What this task involves: Repeat the records exactly as given. Do not include the pictures.

Data for analysis:

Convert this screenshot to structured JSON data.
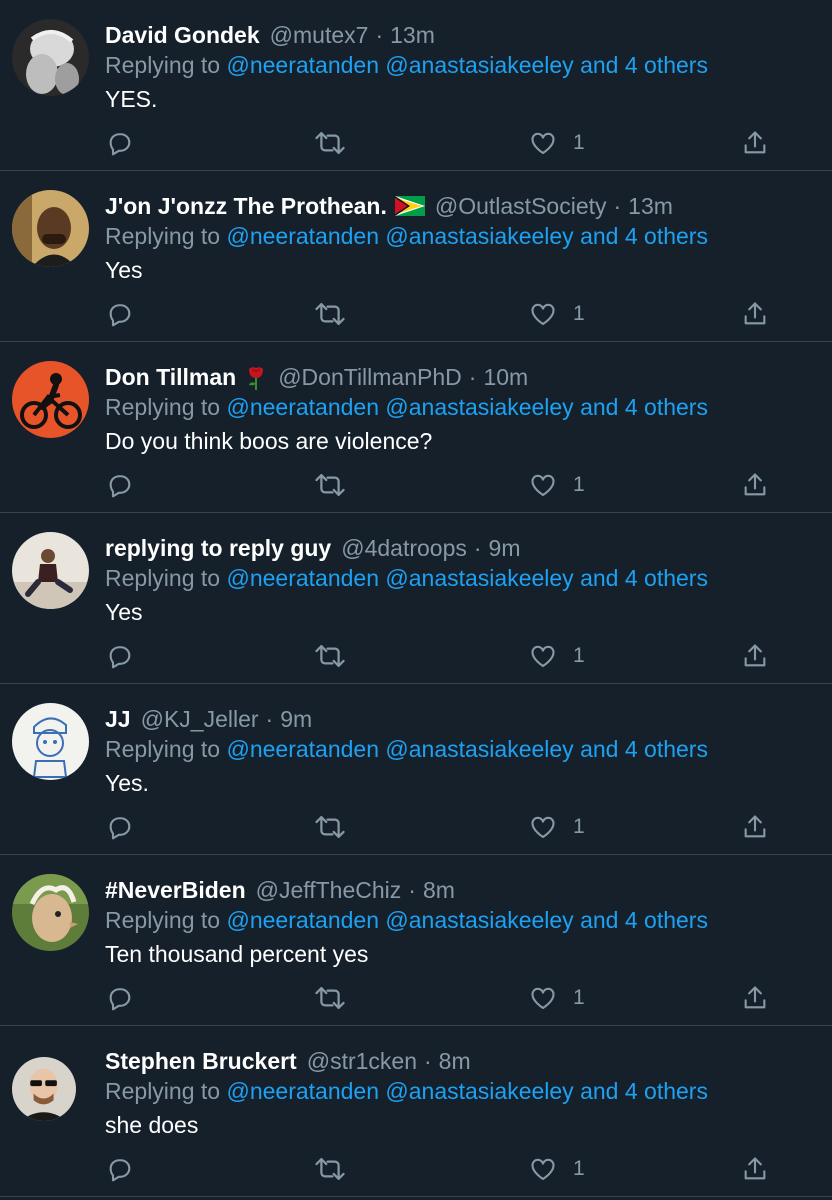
{
  "replying_prefix": "Replying to",
  "mention_1": "@neeratanden",
  "mention_2": "@anastasiakeeley",
  "mention_others": "and 4 others",
  "colors": {
    "background": "#15202b",
    "divider": "#38444d",
    "secondary_text": "#8899a6",
    "link": "#1da1f2"
  },
  "icons": {
    "reply": "reply-icon",
    "retweet": "retweet-icon",
    "like": "heart-icon",
    "share": "share-icon"
  },
  "tweets": [
    {
      "name": "David Gondek",
      "handle": "@mutex7",
      "dot": "·",
      "time": "13m",
      "text": "YES.",
      "likes": "1",
      "emoji": ""
    },
    {
      "name": "J'on J'onzz The Prothean.",
      "handle": "@OutlastSociety",
      "dot": "·",
      "time": "13m",
      "text": "Yes",
      "likes": "1",
      "emoji": "guyana-flag"
    },
    {
      "name": "Don Tillman",
      "handle": "@DonTillmanPhD",
      "dot": "·",
      "time": "10m",
      "text": "Do you think boos are violence?",
      "likes": "1",
      "emoji": "rose"
    },
    {
      "name": "replying to reply guy",
      "handle": "@4datroops",
      "dot": "·",
      "time": "9m",
      "text": "Yes",
      "likes": "1",
      "emoji": ""
    },
    {
      "name": "JJ",
      "handle": "@KJ_Jeller",
      "dot": "·",
      "time": "9m",
      "text": "Yes.",
      "likes": "1",
      "emoji": ""
    },
    {
      "name": "#NeverBiden",
      "handle": "@JeffTheChiz",
      "dot": "·",
      "time": "8m",
      "text": "Ten thousand percent yes",
      "likes": "1",
      "emoji": ""
    },
    {
      "name": "Stephen Bruckert",
      "handle": "@str1cken",
      "dot": "·",
      "time": "8m",
      "text": "she does",
      "likes": "1",
      "emoji": ""
    }
  ]
}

Solution for this task:
Convert this screenshot to structured JSON data.
{
  "replying_prefix": "Replying to",
  "mention_1": "@neeratanden",
  "mention_2": "@anastasiakeeley",
  "mention_others": "and 4 others",
  "colors": {
    "background": "#15202b",
    "divider": "#38444d",
    "secondary_text": "#8899a6",
    "link": "#1da1f2"
  },
  "icons": {
    "reply": "reply-icon",
    "retweet": "retweet-icon",
    "like": "heart-icon",
    "share": "share-icon"
  },
  "tweets": [
    {
      "name": "David Gondek",
      "handle": "@mutex7",
      "dot": "·",
      "time": "13m",
      "text": "YES.",
      "likes": "1",
      "emoji": ""
    },
    {
      "name": "J'on J'onzz The Prothean.",
      "handle": "@OutlastSociety",
      "dot": "·",
      "time": "13m",
      "text": "Yes",
      "likes": "1",
      "emoji": "guyana-flag"
    },
    {
      "name": "Don Tillman",
      "handle": "@DonTillmanPhD",
      "dot": "·",
      "time": "10m",
      "text": "Do you think boos are violence?",
      "likes": "1",
      "emoji": "rose"
    },
    {
      "name": "replying to reply guy",
      "handle": "@4datroops",
      "dot": "·",
      "time": "9m",
      "text": "Yes",
      "likes": "1",
      "emoji": ""
    },
    {
      "name": "JJ",
      "handle": "@KJ_Jeller",
      "dot": "·",
      "time": "9m",
      "text": "Yes.",
      "likes": "1",
      "emoji": ""
    },
    {
      "name": "#NeverBiden",
      "handle": "@JeffTheChiz",
      "dot": "·",
      "time": "8m",
      "text": "Ten thousand percent yes",
      "likes": "1",
      "emoji": ""
    },
    {
      "name": "Stephen Bruckert",
      "handle": "@str1cken",
      "dot": "·",
      "time": "8m",
      "text": "she does",
      "likes": "1",
      "emoji": ""
    }
  ]
}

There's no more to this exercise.